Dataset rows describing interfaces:
# # # # # # #

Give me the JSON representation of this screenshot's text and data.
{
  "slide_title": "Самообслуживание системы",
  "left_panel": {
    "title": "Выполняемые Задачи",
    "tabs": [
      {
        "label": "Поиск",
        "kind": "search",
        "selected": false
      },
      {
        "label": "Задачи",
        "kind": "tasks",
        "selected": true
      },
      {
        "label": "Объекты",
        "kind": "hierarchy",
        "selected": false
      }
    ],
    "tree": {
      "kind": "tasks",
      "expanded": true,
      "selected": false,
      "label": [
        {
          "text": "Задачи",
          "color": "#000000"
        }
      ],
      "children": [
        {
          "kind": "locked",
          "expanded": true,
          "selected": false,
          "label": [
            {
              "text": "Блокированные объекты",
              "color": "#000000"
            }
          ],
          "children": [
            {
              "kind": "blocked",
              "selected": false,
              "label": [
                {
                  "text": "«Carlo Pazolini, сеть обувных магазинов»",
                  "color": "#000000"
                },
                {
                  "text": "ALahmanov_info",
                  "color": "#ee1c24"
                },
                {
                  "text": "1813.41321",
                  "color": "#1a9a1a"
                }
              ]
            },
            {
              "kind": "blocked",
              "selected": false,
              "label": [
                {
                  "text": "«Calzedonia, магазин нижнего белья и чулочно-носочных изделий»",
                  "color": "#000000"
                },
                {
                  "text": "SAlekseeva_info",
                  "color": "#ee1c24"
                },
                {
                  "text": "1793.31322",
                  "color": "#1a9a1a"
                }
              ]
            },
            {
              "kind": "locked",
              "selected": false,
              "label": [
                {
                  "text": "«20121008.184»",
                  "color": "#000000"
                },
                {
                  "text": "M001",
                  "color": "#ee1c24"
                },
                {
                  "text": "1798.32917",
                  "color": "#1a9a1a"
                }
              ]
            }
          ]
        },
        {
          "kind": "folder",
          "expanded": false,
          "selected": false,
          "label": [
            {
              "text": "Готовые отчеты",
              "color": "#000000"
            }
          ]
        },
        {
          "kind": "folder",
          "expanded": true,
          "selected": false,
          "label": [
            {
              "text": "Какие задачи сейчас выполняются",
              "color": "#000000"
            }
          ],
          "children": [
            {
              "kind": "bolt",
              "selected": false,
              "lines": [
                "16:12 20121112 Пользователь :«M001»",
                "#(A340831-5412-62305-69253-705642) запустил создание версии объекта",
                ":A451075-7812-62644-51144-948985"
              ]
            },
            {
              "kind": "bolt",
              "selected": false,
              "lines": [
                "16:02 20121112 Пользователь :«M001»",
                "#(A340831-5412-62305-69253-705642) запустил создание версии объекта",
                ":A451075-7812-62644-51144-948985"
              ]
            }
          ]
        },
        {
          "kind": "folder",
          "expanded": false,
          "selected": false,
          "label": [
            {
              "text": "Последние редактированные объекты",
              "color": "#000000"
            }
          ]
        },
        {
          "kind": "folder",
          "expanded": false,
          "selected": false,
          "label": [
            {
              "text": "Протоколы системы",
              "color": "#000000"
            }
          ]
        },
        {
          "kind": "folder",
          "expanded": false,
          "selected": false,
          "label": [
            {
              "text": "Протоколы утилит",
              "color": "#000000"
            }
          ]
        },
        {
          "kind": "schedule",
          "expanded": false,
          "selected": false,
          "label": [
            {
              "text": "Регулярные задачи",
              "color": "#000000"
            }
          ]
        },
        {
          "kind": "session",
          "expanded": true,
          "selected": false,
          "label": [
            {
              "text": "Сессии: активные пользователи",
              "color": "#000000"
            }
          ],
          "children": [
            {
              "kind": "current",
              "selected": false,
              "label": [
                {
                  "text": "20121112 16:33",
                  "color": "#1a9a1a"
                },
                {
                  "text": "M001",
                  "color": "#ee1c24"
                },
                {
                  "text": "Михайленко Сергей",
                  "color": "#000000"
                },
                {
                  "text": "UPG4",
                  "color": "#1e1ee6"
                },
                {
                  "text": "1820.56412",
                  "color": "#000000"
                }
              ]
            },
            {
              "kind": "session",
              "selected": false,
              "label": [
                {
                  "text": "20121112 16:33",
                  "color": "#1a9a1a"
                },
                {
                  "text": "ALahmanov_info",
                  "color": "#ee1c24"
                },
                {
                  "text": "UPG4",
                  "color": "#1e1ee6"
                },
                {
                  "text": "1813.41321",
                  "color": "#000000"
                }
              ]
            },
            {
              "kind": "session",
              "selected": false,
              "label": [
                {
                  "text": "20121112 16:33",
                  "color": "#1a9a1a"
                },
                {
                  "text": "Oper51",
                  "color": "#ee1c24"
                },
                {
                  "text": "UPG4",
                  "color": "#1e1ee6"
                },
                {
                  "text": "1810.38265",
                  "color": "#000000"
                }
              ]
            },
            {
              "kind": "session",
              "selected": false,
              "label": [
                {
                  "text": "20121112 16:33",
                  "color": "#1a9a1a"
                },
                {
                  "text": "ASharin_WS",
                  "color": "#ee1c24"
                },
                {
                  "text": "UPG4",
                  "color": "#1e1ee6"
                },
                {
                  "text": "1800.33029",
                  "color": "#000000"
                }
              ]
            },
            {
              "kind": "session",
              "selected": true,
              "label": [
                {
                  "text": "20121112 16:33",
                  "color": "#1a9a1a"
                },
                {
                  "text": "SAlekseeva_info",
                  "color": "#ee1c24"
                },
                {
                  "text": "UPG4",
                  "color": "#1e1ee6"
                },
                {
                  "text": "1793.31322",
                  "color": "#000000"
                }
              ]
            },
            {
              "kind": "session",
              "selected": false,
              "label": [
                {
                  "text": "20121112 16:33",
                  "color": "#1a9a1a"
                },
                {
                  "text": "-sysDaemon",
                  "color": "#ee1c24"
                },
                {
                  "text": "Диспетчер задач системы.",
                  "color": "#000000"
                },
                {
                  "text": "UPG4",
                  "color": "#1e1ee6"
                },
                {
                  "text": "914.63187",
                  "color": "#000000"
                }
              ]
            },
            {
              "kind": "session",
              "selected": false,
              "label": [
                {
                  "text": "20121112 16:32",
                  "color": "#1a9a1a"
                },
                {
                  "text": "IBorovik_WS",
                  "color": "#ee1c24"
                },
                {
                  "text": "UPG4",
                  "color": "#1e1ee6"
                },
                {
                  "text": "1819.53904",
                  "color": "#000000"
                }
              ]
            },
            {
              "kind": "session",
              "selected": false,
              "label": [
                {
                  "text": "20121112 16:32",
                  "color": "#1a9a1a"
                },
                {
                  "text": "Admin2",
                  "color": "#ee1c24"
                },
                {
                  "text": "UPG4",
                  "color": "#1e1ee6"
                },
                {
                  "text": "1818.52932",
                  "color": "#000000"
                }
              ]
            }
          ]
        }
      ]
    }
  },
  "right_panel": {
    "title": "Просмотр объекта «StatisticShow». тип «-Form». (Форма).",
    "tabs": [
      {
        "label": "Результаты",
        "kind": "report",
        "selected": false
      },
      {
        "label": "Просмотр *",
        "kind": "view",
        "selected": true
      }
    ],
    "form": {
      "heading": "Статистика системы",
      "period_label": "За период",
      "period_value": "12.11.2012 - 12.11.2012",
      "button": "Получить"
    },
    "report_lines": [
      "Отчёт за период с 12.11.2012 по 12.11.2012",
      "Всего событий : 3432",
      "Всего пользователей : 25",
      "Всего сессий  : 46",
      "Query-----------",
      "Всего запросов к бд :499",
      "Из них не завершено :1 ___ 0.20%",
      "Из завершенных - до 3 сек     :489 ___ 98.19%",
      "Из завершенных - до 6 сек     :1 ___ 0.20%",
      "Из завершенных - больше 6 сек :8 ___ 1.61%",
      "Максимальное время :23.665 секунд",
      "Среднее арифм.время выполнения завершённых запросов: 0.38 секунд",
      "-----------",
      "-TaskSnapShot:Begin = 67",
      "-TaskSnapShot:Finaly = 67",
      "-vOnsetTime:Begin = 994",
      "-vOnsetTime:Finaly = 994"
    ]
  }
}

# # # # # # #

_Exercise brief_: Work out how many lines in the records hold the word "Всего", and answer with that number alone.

_Answer section_: 4